Glover fortunately is not the end of the Fourth Amendment, but instead adds another wound to the Fourth Amendment that follows in the footsteps of the amendment’s beatings suffered with Terry, supre, during the Reagan-era drug war and beyond, and with Prado-Navarette. With stare decisis principles and the Supreme Court’s limited number of annual cases that it decides, Glover is likely to remain the law of the land for many years to come, at the disposal of cops.
The sole dissenting Glover justice also faced life’s rough and tumble more than most of the remaining justices

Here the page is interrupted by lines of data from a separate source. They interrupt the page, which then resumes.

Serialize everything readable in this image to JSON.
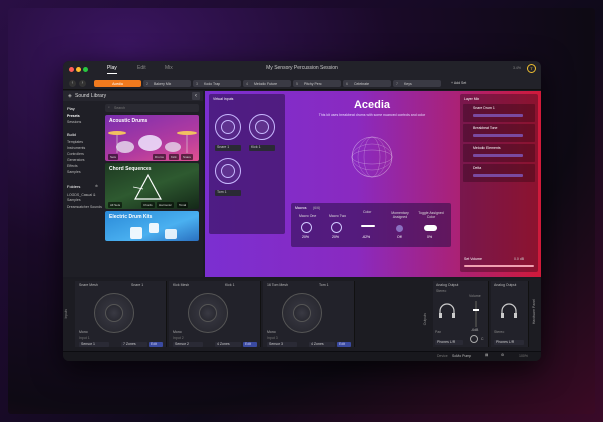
{
  "window": {
    "title": "My Sensory Percussion Session",
    "tabs": [
      "Play",
      "Edit",
      "Mix"
    ],
    "avatar_initial": "T",
    "cpu": "3.4%"
  },
  "macro_tabs": {
    "items": [
      {
        "num": "",
        "label": "Acedia"
      },
      {
        "num": "2",
        "label": "Bakery Mix"
      },
      {
        "num": "3",
        "label": "Kodo Trap"
      },
      {
        "num": "4",
        "label": "Melodic Future"
      },
      {
        "num": "5",
        "label": "Pitchy Perc"
      },
      {
        "num": "6",
        "label": "Celebrate"
      },
      {
        "num": "7",
        "label": "Keys"
      }
    ],
    "add_set": "+ Add Set"
  },
  "sidebar": {
    "title": "Sound Library",
    "search_placeholder": "Search",
    "play": "Play",
    "presets": "Presets",
    "sessions": "Sessions",
    "build": "Build",
    "build_items": [
      "Templates",
      "Instruments",
      "Controllers",
      "Generators",
      "Effects",
      "Samples"
    ],
    "folders": "Folders",
    "folder_items": [
      "LOGDS_Casual & Samples",
      "Dreamcatcher Sounds"
    ],
    "tiles": [
      {
        "title": "Acoustic Drums",
        "tags": [
          "Sets",
          "Drums",
          "Kick",
          "Snare"
        ]
      },
      {
        "title": "Chord Sequences",
        "tags": [
          "All Sets",
          "Chords",
          "Harmonic",
          "Tonal"
        ]
      },
      {
        "title": "Electric Drum Kits",
        "tags": []
      }
    ]
  },
  "virtual_inputs": {
    "title": "Virtual Inputs",
    "snare": "Snare 1",
    "kick": "Kick 1",
    "tom": "Tom 1"
  },
  "preset": {
    "name": "Acedia",
    "desc": "This kit uses breakbeat drums with some nuanced controls and color",
    "macros_title": "Macros",
    "macros_count": "(6/6)",
    "macros": [
      {
        "label": "Macro One",
        "value": "20%"
      },
      {
        "label": "Macro Two",
        "value": "20%"
      },
      {
        "label": "Color",
        "value": "-62%"
      },
      {
        "label": "Momentary Assigned",
        "value": "Off"
      },
      {
        "label": "Toggle Assigned Color",
        "value": "0%"
      }
    ]
  },
  "layer_mix": {
    "title": "Layer Mix",
    "layers": [
      "Snare Drum 1",
      "Breakbeat Tone",
      "Melodic Elements",
      "Delta"
    ],
    "set_volume": "Set Volume",
    "set_volume_value": "0.0 dB"
  },
  "inputs": [
    {
      "name": "Snare Mesh",
      "assign": "Snare 1",
      "mono": "Mono",
      "input_label": "Input 1",
      "sensor": "Sensor 1",
      "zones": "7 Zones",
      "edit": "Edit",
      "vel": "127"
    },
    {
      "name": "Kick Mesh",
      "assign": "Kick 1",
      "mono": "Mono",
      "input_label": "Input 2",
      "sensor": "Sensor 2",
      "zones": "4 Zones",
      "edit": "Edit",
      "vel": "127"
    },
    {
      "name": "16 Tom Mesh",
      "assign": "Tom 1",
      "mono": "Mono",
      "input_label": "Input 3",
      "sensor": "Sensor 3",
      "zones": "4 Zones",
      "edit": "Edit",
      "vel": "127"
    }
  ],
  "inputs_label": "Inputs",
  "outputs_label": "Outputs",
  "hardware_panel": "Hardware Panel",
  "outputs": {
    "a": {
      "name": "Analog Output",
      "stereo": "Stereo",
      "source": "Phones L/R",
      "volume_label": "Volume",
      "meter": "-6dB",
      "pan_label": "Pan",
      "pan": "C"
    },
    "b": {
      "name": "Analog Output",
      "stereo": "Stereo",
      "source": "Phones L/R"
    }
  },
  "status": {
    "device_label": "Device",
    "device": "SoMo Pump",
    "zoom": "100%",
    "colors": {
      "accent": "#f07a1e",
      "purple": "#7b2fd1",
      "pink": "#d01a3a",
      "blue": "#4a8cff"
    }
  }
}
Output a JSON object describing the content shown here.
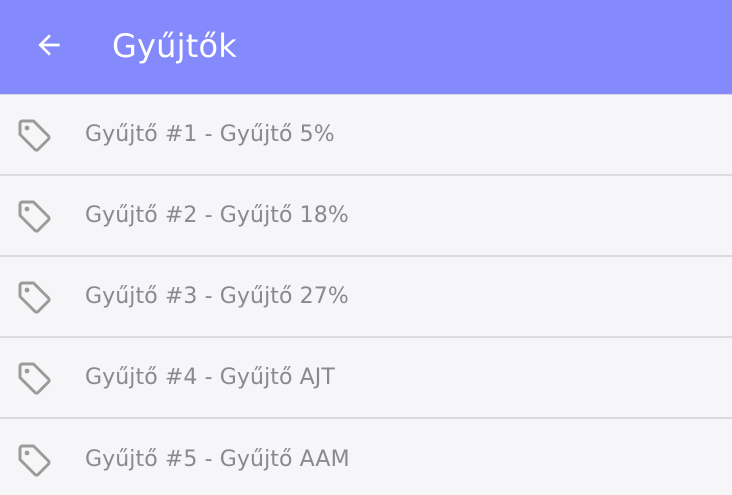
{
  "toolbar": {
    "title": "Gyűjtők",
    "back_icon": "arrow-left-icon",
    "background": "#8489fb"
  },
  "list": {
    "item_icon": "tag-icon",
    "items": [
      {
        "label": "Gyűjtő #1 - Gyűjtő 5%"
      },
      {
        "label": "Gyűjtő #2 - Gyűjtő 18%"
      },
      {
        "label": "Gyűjtő #3 - Gyűjtő 27%"
      },
      {
        "label": "Gyűjtő #4 - Gyűjtő AJT"
      },
      {
        "label": "Gyűjtő #5 - Gyűjtő AAM"
      }
    ]
  }
}
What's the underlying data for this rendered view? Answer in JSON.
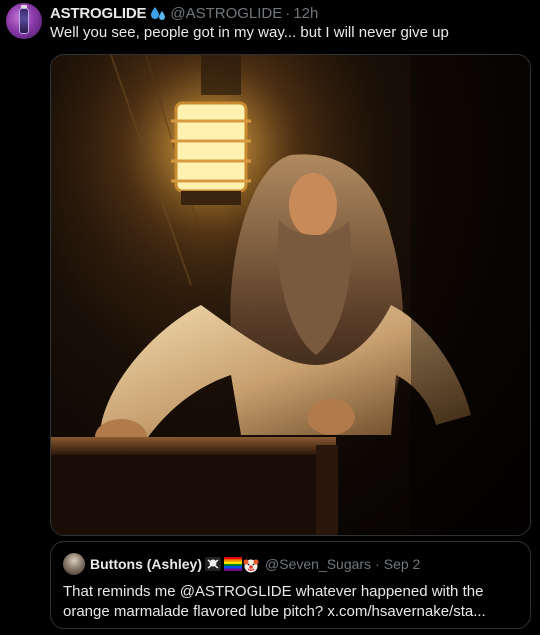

The Supreme Court is a rarefied and cerebral place, with most justices having substantial assets far exceeding their annual income, which pales in comparison to what they would earn at a large corporate law firm. The current Supreme Court conservative majority will continue issuing opinions friendly to cops. Other than Glover’s dissenting Justice Sonya Sotomayor — who lost an alcohol-abusing father at a young age, lived for a time as a child in a housing project, and has experience as a prosecutor (with no current justice having criminal defense experience) — the remaining justices seem to have no criminal court experience. Curiously, both the Glover majority opinion writer (Justice Thomas) and dissenter (Justice Sotomayor) lived in very limited financial circumstances in parts their early childhoods, while both excelled academically and in their careers.
Justice Sotomayor’s Glover dissent speaks much sense, with such points as the after-the-fact nature of cops learning that vehicle owner Glover was in fact the driver, and that the stop of Glover “is based merely on a guess or a ‘hunch’ about the driver’s identity.”
Beware driving another owner’s vehicle
Unfortunately, emboldened by Glover, cops more often are going to stop vehicles operated by innocent drivers, but in cars owned by people with revoked drivers’ licenses. Those who are the primary driver of a vehicle are benefited by getting the vehicle registered in the usual driver’s own name.
Fairfax criminal lawyer Jonathan L. Katz pursues your best defense against felony, misdemeanor and DUI prosecutions. Call 703-383-1100 to schedule a free consultation with Jon Katz about your court-pending criminal case.